-- YOUR ASSIGNMENT --
State how many lines of the records below contain the word "Oracle", giving the number and nothing else.

___ MATERIAL PROVIDED ___

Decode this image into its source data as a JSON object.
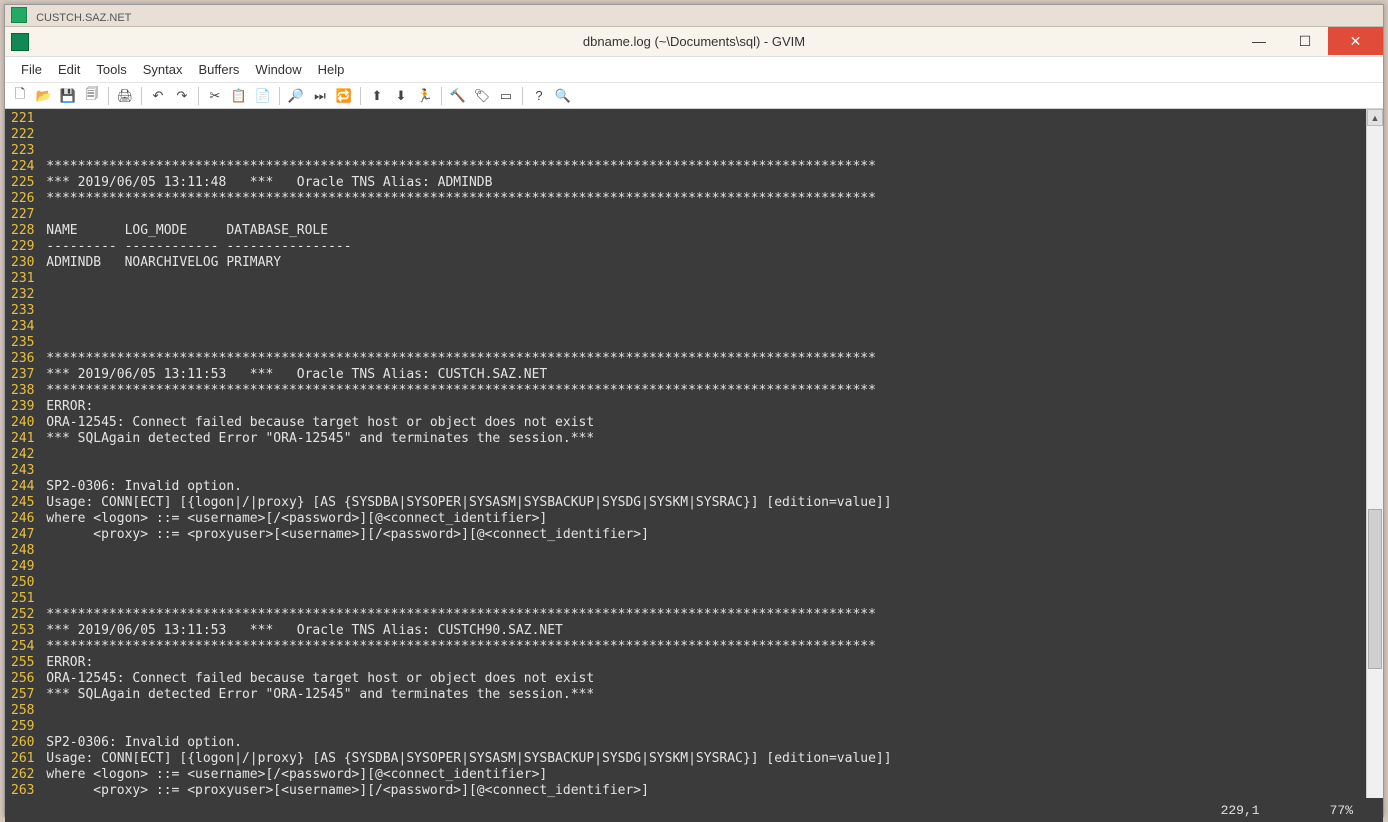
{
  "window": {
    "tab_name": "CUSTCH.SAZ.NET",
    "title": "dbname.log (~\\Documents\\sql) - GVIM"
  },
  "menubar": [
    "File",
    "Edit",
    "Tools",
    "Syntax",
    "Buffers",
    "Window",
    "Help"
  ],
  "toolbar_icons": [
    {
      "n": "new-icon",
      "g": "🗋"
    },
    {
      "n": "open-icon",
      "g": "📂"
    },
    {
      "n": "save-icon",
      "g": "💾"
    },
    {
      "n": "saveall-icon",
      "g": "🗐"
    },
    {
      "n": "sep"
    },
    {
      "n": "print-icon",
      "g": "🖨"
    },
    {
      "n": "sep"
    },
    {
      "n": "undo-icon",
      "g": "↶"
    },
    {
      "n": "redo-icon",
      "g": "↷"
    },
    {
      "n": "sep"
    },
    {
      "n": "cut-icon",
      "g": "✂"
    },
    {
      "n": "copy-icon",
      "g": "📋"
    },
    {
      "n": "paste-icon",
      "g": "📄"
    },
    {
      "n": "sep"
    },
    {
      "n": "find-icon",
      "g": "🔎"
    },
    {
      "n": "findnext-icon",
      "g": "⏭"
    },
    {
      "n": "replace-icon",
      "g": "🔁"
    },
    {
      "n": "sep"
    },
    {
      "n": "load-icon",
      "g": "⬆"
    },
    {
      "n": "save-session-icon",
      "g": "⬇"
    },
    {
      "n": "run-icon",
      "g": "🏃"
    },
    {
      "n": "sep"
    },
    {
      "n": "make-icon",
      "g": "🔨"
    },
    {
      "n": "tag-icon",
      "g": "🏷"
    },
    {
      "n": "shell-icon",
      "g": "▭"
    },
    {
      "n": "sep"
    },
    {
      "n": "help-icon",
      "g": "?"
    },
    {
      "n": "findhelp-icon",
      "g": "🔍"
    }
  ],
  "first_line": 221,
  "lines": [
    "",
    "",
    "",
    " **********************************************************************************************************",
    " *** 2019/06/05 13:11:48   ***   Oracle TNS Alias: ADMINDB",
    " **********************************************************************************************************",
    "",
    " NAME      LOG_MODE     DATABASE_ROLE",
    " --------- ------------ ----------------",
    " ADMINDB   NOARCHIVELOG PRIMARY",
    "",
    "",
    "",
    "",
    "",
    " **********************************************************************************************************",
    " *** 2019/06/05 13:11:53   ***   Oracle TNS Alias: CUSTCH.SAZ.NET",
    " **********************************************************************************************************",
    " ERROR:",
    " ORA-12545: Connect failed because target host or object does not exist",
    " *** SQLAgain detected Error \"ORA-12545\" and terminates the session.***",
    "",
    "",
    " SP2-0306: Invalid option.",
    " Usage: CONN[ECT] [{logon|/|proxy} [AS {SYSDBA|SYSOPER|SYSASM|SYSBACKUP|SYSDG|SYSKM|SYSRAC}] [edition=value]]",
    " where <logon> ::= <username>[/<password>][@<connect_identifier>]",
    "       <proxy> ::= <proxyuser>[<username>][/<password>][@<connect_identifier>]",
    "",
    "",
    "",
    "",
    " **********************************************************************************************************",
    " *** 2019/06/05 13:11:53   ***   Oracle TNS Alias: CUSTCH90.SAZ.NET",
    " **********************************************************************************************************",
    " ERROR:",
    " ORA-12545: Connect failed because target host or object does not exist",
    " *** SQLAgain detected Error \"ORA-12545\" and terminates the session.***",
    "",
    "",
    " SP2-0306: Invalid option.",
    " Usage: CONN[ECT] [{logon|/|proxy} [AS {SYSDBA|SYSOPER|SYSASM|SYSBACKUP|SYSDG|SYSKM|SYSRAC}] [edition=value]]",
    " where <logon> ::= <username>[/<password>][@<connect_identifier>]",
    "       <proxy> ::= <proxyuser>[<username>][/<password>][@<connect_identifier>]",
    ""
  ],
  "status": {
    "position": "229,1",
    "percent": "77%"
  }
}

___

-- EXERCISE ANSWER --
3